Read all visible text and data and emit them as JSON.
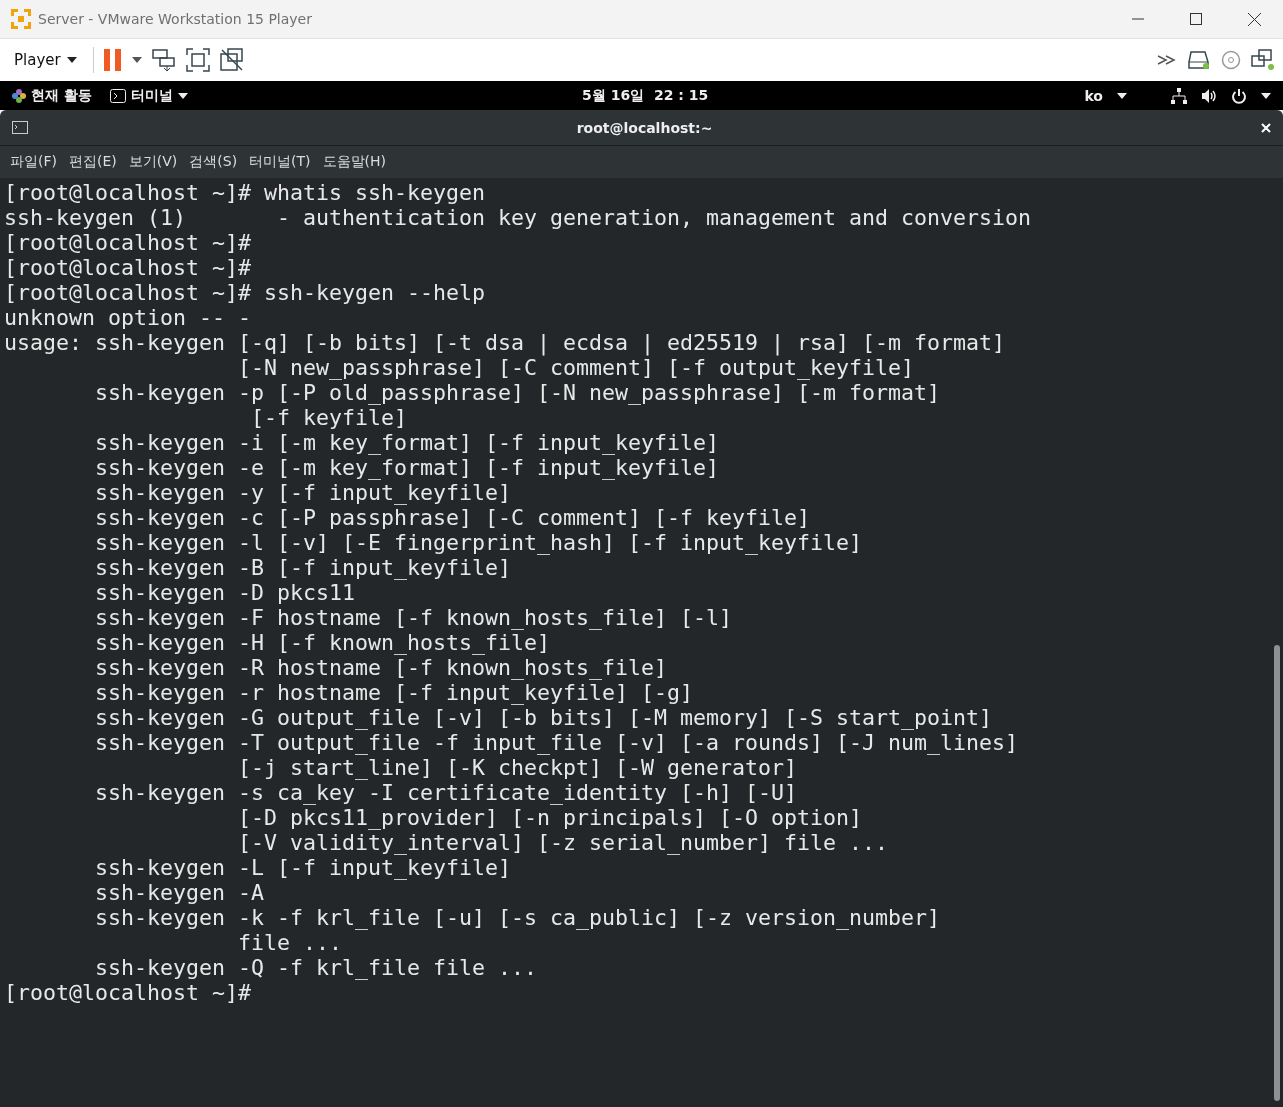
{
  "window": {
    "title": "Server - VMware Workstation 15 Player"
  },
  "toolbar": {
    "player_menu": "Player"
  },
  "top_bar": {
    "activities": "현재 활동",
    "app_menu": "터미널",
    "clock": "5월 16일  22 : 15",
    "input_source": "ko"
  },
  "terminal": {
    "title": "root@localhost:~",
    "menu": [
      "파일(F)",
      "편집(E)",
      "보기(V)",
      "검색(S)",
      "터미널(T)",
      "도움말(H)"
    ],
    "lines": [
      "[root@localhost ~]# whatis ssh-keygen",
      "ssh-keygen (1)       - authentication key generation, management and conversion",
      "[root@localhost ~]#",
      "[root@localhost ~]#",
      "[root@localhost ~]# ssh-keygen --help",
      "unknown option -- -",
      "usage: ssh-keygen [-q] [-b bits] [-t dsa | ecdsa | ed25519 | rsa] [-m format]",
      "                  [-N new_passphrase] [-C comment] [-f output_keyfile]",
      "       ssh-keygen -p [-P old_passphrase] [-N new_passphrase] [-m format]",
      "                   [-f keyfile]",
      "       ssh-keygen -i [-m key_format] [-f input_keyfile]",
      "       ssh-keygen -e [-m key_format] [-f input_keyfile]",
      "       ssh-keygen -y [-f input_keyfile]",
      "       ssh-keygen -c [-P passphrase] [-C comment] [-f keyfile]",
      "       ssh-keygen -l [-v] [-E fingerprint_hash] [-f input_keyfile]",
      "       ssh-keygen -B [-f input_keyfile]",
      "       ssh-keygen -D pkcs11",
      "       ssh-keygen -F hostname [-f known_hosts_file] [-l]",
      "       ssh-keygen -H [-f known_hosts_file]",
      "       ssh-keygen -R hostname [-f known_hosts_file]",
      "       ssh-keygen -r hostname [-f input_keyfile] [-g]",
      "       ssh-keygen -G output_file [-v] [-b bits] [-M memory] [-S start_point]",
      "       ssh-keygen -T output_file -f input_file [-v] [-a rounds] [-J num_lines]",
      "                  [-j start_line] [-K checkpt] [-W generator]",
      "       ssh-keygen -s ca_key -I certificate_identity [-h] [-U]",
      "                  [-D pkcs11_provider] [-n principals] [-O option]",
      "                  [-V validity_interval] [-z serial_number] file ...",
      "       ssh-keygen -L [-f input_keyfile]",
      "       ssh-keygen -A",
      "       ssh-keygen -k -f krl_file [-u] [-s ca_public] [-z version_number]",
      "                  file ...",
      "       ssh-keygen -Q -f krl_file file ...",
      "[root@localhost ~]#"
    ]
  }
}
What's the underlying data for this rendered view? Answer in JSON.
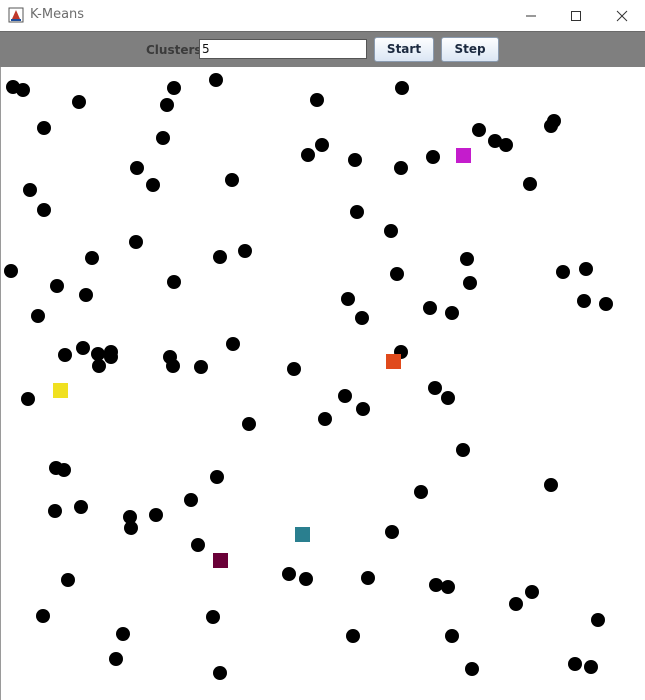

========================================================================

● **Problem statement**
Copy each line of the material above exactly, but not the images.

● **Task output**
Read all visible text and data and emit them as JSON.
{
  "window": {
    "title": "Server - VMware Workstation 15 Player"
  },
  "toolbar": {
    "player_menu": "Player"
  },
  "top_bar": {
    "activities": "현재 활동",
    "app_menu": "터미널",
    "clock": "5월 16일  22 : 15",
    "input_source": "ko"
  },
  "terminal": {
    "title": "root@localhost:~",
    "menu": [
      "파일(F)",
      "편집(E)",
      "보기(V)",
      "검색(S)",
      "터미널(T)",
      "도움말(H)"
    ],
    "lines": [
      "[root@localhost ~]# whatis ssh-keygen",
      "ssh-keygen (1)       - authentication key generation, management and conversion",
      "[root@localhost ~]#",
      "[root@localhost ~]#",
      "[root@localhost ~]# ssh-keygen --help",
      "unknown option -- -",
      "usage: ssh-keygen [-q] [-b bits] [-t dsa | ecdsa | ed25519 | rsa] [-m format]",
      "                  [-N new_passphrase] [-C comment] [-f output_keyfile]",
      "       ssh-keygen -p [-P old_passphrase] [-N new_passphrase] [-m format]",
      "                   [-f keyfile]",
      "       ssh-keygen -i [-m key_format] [-f input_keyfile]",
      "       ssh-keygen -e [-m key_format] [-f input_keyfile]",
      "       ssh-keygen -y [-f input_keyfile]",
      "       ssh-keygen -c [-P passphrase] [-C comment] [-f keyfile]",
      "       ssh-keygen -l [-v] [-E fingerprint_hash] [-f input_keyfile]",
      "       ssh-keygen -B [-f input_keyfile]",
      "       ssh-keygen -D pkcs11",
      "       ssh-keygen -F hostname [-f known_hosts_file] [-l]",
      "       ssh-keygen -H [-f known_hosts_file]",
      "       ssh-keygen -R hostname [-f known_hosts_file]",
      "       ssh-keygen -r hostname [-f input_keyfile] [-g]",
      "       ssh-keygen -G output_file [-v] [-b bits] [-M memory] [-S start_point]",
      "       ssh-keygen -T output_file -f input_file [-v] [-a rounds] [-J num_lines]",
      "                  [-j start_line] [-K checkpt] [-W generator]",
      "       ssh-keygen -s ca_key -I certificate_identity [-h] [-U]",
      "                  [-D pkcs11_provider] [-n principals] [-O option]",
      "                  [-V validity_interval] [-z serial_number] file ...",
      "       ssh-keygen -L [-f input_keyfile]",
      "       ssh-keygen -A",
      "       ssh-keygen -k -f krl_file [-u] [-s ca_public] [-z version_number]",
      "                  file ...",
      "       ssh-keygen -Q -f krl_file file ...",
      "[root@localhost ~]#"
    ]
  }
}
What's the underlying data for this rendered view? Answer in JSON.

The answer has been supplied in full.